|Nicey replies: Looks like you are right to be confused, I'm talking about the ones like a naked teacake covered in coconut. Perhaps somebody else can come up with a pun as I can't think of one either, but then it is quite late.
As for flags, as I have said before we have one for Canada because its ironic. As for anybody else, no sorry or they'll all be wanting one, I've had to turn down the Welsh for example on a number of occasions. If I had to choose an icon for Scotland I might base it on the swarm of Midges that attacked me at half past four in the morning on Rannoch Moor in 1978, as we tried to make a get away without them noticing we were up. Obviously that would be a bit too borne out of personal experience and it would just look like black dots.
||The following incident involves incompetence on the part of both man and machine.|
A number of years ago a colleague selected his free beverage (white "tea", two "sugars" I believe. Actually I think it was genuine sugar.)
The customary Tardis sounds were forthcoming but no cup. Unfortunately the same cannot be said of the "drink" which started to dribble into the drip-tray. Game over, you might think.
Far from it. Our hapless hero decides that all might not be lost, and cups his unprotected hands beneath the nozzle. The dispensing action is over, and our man is standing there with the look of a slip fielder who has just taken a tricky chance. There is a pause, a scream and the alleged tea is on the floor. Would-be drinker is staring at his glowing hands in disbelief.
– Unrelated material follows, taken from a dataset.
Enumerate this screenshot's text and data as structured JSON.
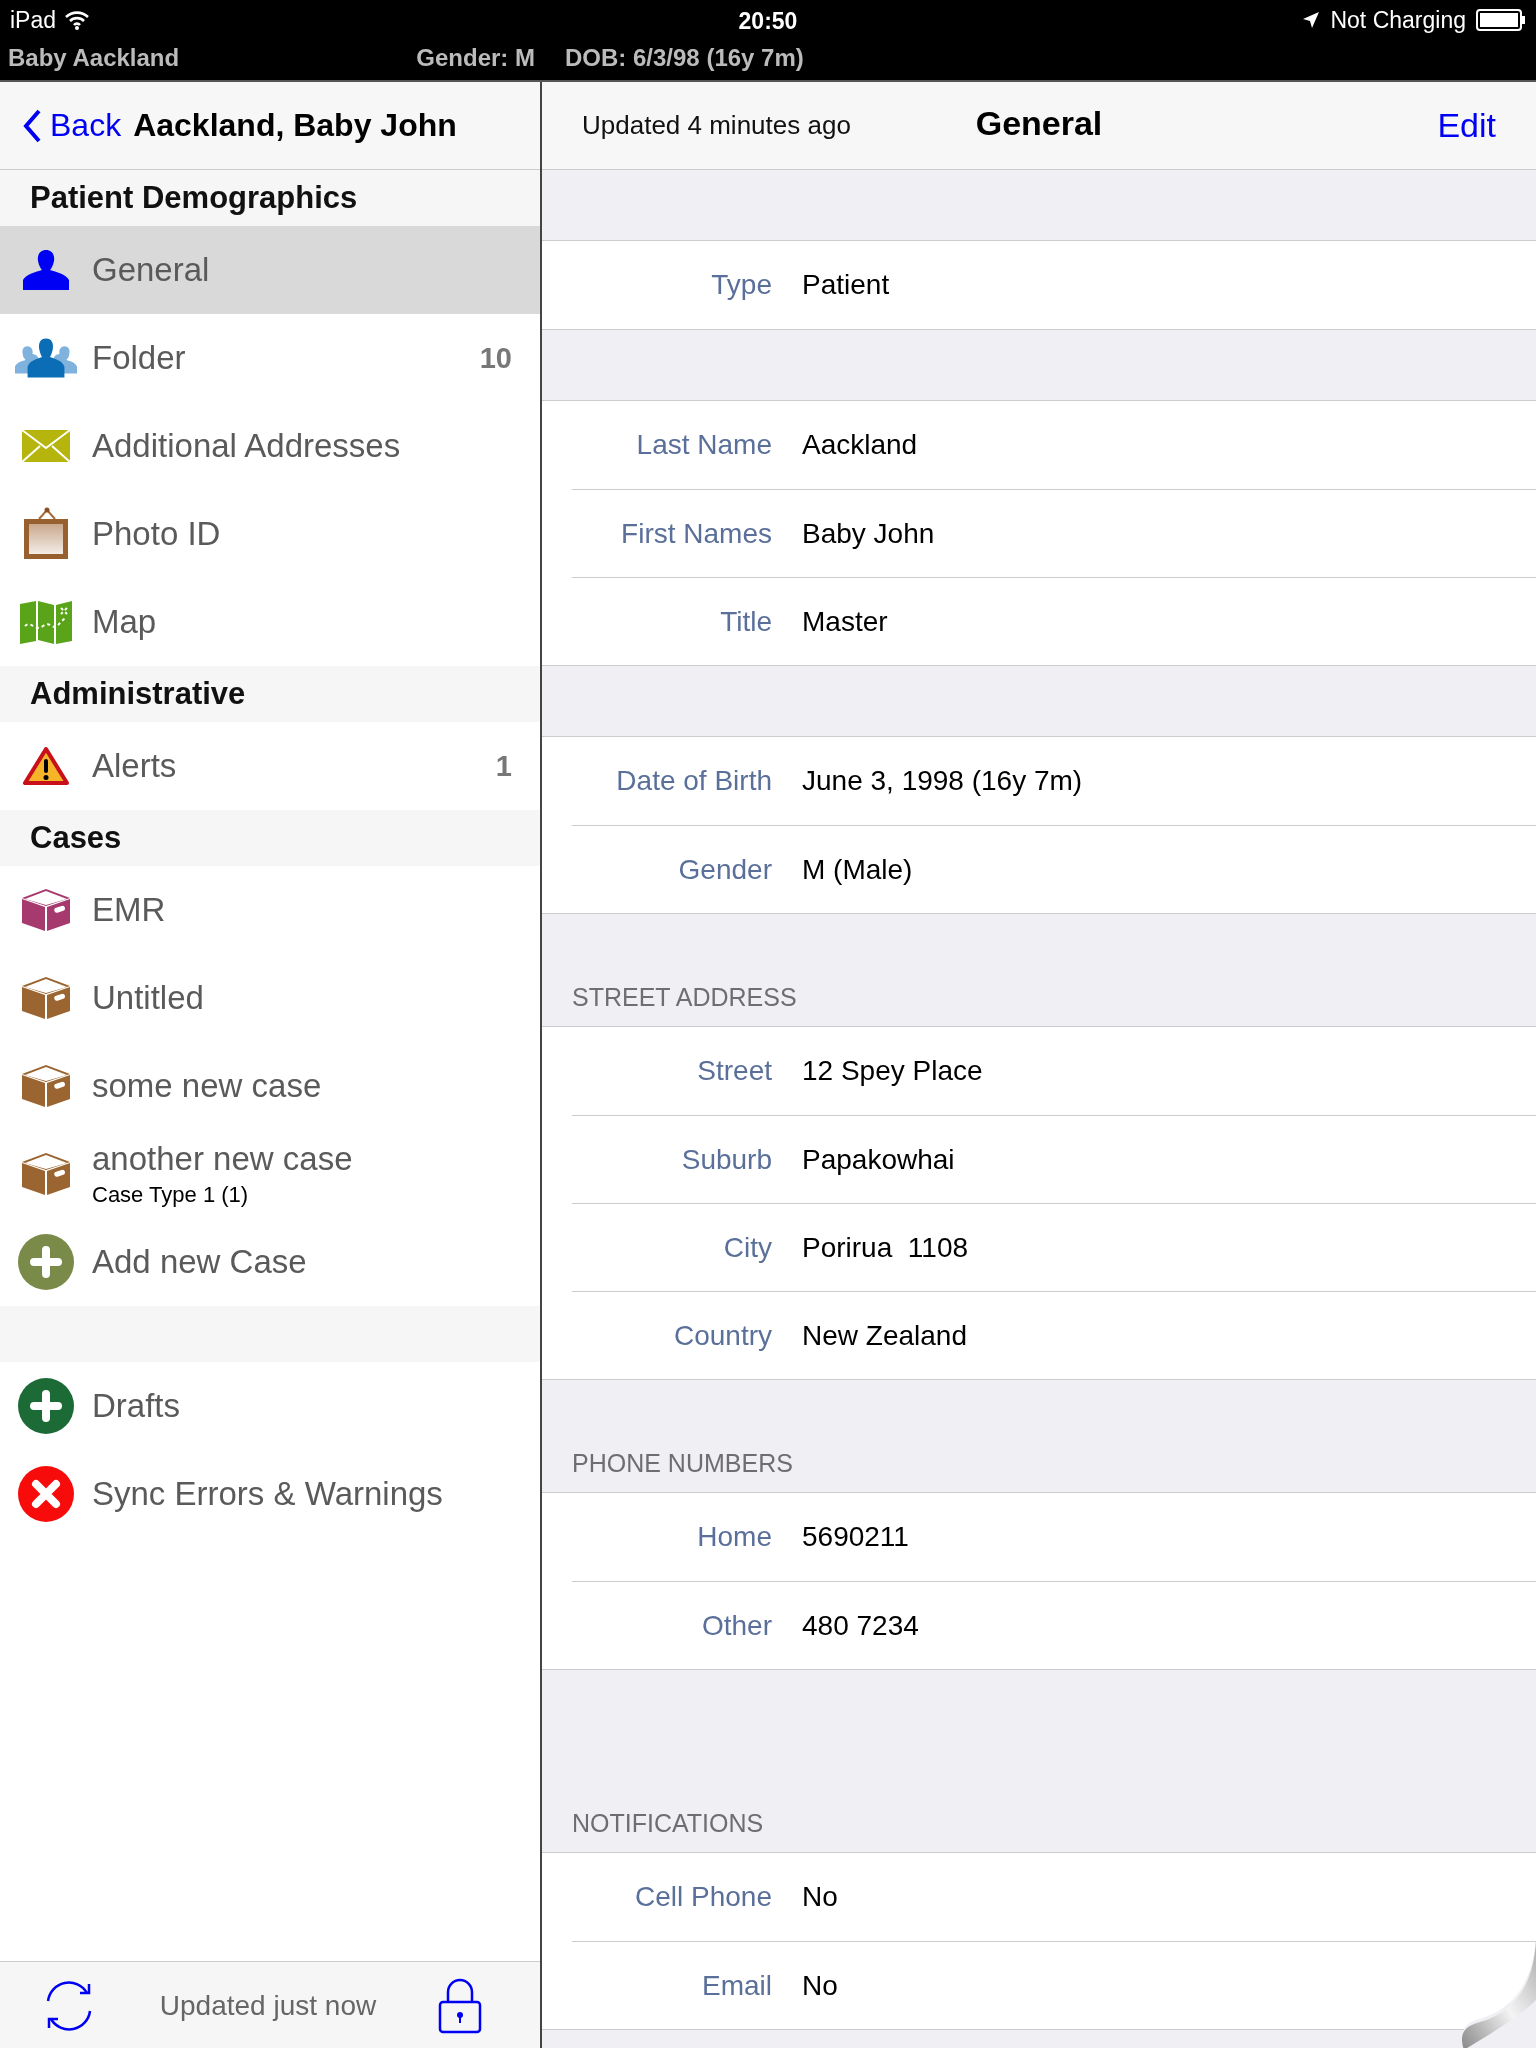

The question on most of the spectators' lips in the aftermath was: "What exactly was he planning to do with the tea after catching it? Take it to the burns unit, in case they needed to see the liquid responsible?"
I was forced to point out that no-one in the history of humanity has boiled a kettle, then poured the water into their hands due to cup-shortage. It is, in fact physically impossible, unless someone else does the pouring.
A water-tight case for the prosecution against the villainy of drink vending machines, and a headache for the Health & Safety Executive.
||Just to add some officialese to the "cake or biscuit" query from Sue Resner, Snowballs, Teacakes and Coconut Mallows are legally defined as cakes and not biscuits at all. This means they are zero-rated for VAT, along with our old friend the Jaffa Cake. As you've observed, the clue is in the name. Well it is for Teacakes anyway.|
Re. 'No matter how much stuff you heap upon it if there is a biscuit inside then it doesn't transmogrify into a cake.'
What about cheesecake? It's stuffed with biscuits (although disappointingly little cheese). Bit of a mystery that one.
Should we call it non-cheese-biscuit instead?
|Nicey replies: Gavin,
You know as well as me that cheesecake bases are made from smashed up biscuits mixed with butter. This makes them some sort of derivative thing. If it were one enormous digestive baked and then decorated then I would say that there is a very good case for it being seen as a huge biscuit.
Of course our modern idea of cheese cake comes from eastern european migrant Jews whose delicatessen shops gave us the New York Cheesecake, which is based on soft cheeses. However cheesecakes in one form or another date way back before roman times in fact to our earliest agricultural leanings and back then anything culinary that was made into a big lump was called a cake. Biscuits as we know them of course were only really invented in the 19th century.
||My friend and I have been sitting discussing the difference between cakes and biscuits, at much length (because were both on diets!)|
Can you tell us if a "Snowball" is a cake or a biscuit...?
Sue & Claire
|Nicey replies: Well it has a biscuit base with elaborate decoration so I would always say that it is a biscuit. I know its tempting to drag in the 'TeaCake' which is of course similar and point to the 'Cake' in its name, but they to are elaborate biscuits. No matter how much stuff you heap upon it if there is a biscuit inside then it doesn't transmogrify into a cake.|